At current juncture, our financial cycle is lackluster. As required by legislation, we have made quarterly decisions on countercyclical capital buffer since the beginning of 2015. This has enabled us to gain some practical lessons on how macroprudential analysis is done and how the decision making with respect to financial cycles is managed.

Lessons learned

The diversity in economic history, the economic outlook and in the local conditions justifies the importance of national discretion in macroprudential policy making also in a monetary union.
However, one should go even deeper than the national level into the regional and sectoral differences. For example, we could foresee that urbanization drives housing demand to the extent that regional housing bubbles can become a systemic risk, with negative percussions on real economy, unless problems are appropriately addressed in time.
In addition, we have the well-known problems with data. Namely, the data is in many cases lagging, often revised afterwards and therefore backward looking. We should not make policy by looking at the rear-view mirror. Therefore, judgment, discretion and a holistic approach are essential in policy making.
Macroprudential policy is a new field of economic policy. Its creation is an outcome of the global financial crises. Monetary policy and good supervision were not sufficient for financial stability.  One needs to see the forest from trees.
We need to learn the lessons of the crisis, while not fighting the last war.  No crisis exactly repeats the previous one. Some more recent phenomena require also particular attention: increased importance of the debt securities market, re-emergence of shadow banking and the phenomenon digitalization.

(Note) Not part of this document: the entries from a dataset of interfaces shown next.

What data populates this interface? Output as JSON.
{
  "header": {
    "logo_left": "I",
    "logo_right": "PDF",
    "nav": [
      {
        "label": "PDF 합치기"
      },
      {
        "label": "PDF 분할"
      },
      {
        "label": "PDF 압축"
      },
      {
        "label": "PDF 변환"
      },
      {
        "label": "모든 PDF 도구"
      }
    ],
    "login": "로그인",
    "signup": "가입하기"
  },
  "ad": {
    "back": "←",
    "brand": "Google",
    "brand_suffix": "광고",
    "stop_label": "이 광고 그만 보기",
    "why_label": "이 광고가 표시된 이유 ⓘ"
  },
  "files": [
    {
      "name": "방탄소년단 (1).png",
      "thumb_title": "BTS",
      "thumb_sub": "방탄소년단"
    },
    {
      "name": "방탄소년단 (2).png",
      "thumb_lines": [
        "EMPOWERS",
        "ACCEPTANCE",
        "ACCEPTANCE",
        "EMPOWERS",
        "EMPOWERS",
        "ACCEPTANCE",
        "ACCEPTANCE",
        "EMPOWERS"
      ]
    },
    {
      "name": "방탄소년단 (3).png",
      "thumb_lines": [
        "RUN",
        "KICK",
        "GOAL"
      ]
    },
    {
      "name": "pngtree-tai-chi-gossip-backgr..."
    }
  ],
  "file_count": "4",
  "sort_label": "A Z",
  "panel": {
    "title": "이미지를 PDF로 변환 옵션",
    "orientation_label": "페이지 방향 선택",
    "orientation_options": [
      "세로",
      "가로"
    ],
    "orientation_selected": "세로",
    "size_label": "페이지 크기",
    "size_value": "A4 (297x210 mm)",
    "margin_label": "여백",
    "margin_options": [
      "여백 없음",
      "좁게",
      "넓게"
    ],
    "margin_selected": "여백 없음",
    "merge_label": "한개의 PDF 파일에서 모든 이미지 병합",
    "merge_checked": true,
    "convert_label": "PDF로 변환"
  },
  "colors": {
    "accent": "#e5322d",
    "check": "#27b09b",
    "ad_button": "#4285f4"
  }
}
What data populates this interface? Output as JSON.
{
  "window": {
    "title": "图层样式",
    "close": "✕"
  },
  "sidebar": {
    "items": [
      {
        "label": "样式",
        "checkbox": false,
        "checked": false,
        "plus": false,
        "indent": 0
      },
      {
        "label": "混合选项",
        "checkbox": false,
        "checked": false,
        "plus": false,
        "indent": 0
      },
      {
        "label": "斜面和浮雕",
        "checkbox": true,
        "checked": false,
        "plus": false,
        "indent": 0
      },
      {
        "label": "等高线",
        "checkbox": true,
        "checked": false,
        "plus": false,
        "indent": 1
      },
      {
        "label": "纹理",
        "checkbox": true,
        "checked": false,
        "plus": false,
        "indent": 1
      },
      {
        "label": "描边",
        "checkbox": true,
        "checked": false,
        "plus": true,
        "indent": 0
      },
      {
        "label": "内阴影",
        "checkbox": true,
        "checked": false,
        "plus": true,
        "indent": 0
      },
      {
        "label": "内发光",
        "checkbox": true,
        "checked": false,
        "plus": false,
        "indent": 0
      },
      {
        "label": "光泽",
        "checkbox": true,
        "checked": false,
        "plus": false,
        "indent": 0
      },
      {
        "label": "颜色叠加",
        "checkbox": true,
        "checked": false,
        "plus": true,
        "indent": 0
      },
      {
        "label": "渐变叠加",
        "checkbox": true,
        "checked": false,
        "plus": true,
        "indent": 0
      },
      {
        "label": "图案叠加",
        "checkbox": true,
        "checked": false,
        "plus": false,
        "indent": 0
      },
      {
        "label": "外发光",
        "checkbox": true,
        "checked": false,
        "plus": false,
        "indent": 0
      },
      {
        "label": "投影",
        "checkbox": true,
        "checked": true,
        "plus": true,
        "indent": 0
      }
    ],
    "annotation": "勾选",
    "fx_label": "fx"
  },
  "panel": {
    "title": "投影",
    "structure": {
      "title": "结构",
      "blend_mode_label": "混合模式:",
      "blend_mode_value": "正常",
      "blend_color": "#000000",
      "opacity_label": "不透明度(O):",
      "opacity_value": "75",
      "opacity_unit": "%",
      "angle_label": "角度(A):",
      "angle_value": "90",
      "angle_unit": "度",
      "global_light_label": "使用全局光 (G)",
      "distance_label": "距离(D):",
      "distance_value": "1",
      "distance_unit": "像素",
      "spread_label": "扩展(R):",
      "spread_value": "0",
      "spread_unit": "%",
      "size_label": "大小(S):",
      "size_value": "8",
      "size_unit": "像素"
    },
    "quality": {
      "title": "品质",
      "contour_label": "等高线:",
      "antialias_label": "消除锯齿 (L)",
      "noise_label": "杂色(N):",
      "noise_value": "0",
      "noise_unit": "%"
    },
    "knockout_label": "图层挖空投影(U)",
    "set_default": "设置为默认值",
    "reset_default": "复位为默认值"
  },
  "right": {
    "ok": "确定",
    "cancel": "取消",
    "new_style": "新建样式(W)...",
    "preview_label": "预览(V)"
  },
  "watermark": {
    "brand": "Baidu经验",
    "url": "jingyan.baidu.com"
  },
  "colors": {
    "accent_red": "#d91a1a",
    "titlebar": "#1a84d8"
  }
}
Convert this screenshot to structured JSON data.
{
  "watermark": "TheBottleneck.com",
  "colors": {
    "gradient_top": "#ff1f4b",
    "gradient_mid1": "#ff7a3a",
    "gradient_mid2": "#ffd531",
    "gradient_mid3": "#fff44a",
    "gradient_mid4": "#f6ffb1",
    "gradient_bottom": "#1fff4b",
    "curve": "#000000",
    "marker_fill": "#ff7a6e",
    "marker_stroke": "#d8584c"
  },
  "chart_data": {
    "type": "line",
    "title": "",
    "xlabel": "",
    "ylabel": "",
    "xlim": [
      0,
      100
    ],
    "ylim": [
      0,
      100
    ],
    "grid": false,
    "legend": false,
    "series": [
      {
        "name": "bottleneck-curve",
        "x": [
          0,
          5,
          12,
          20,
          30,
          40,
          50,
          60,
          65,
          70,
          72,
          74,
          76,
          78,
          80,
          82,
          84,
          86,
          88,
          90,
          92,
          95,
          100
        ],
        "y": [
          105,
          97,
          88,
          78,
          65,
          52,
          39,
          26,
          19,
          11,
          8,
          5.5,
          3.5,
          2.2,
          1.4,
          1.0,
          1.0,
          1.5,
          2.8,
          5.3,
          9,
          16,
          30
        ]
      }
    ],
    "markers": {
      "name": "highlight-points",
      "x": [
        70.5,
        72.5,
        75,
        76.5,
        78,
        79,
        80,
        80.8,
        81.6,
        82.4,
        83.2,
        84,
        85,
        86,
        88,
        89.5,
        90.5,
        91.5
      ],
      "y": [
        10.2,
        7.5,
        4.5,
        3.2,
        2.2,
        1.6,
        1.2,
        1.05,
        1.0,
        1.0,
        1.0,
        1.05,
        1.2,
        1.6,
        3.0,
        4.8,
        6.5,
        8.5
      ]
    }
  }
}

To conclude, what is the biggest challenge for authorities? We have some new powers and a range of instruments for the conduct of macroprudential policy. We know that the direction is correct but we should also remember that these instruments are not properly tested yet.  We do not know yet enough about their potential consequences and side effects. This advices caution. However, despite these difficulties, I believe these new powers and tools given to authorities are necessary. We are on a right track.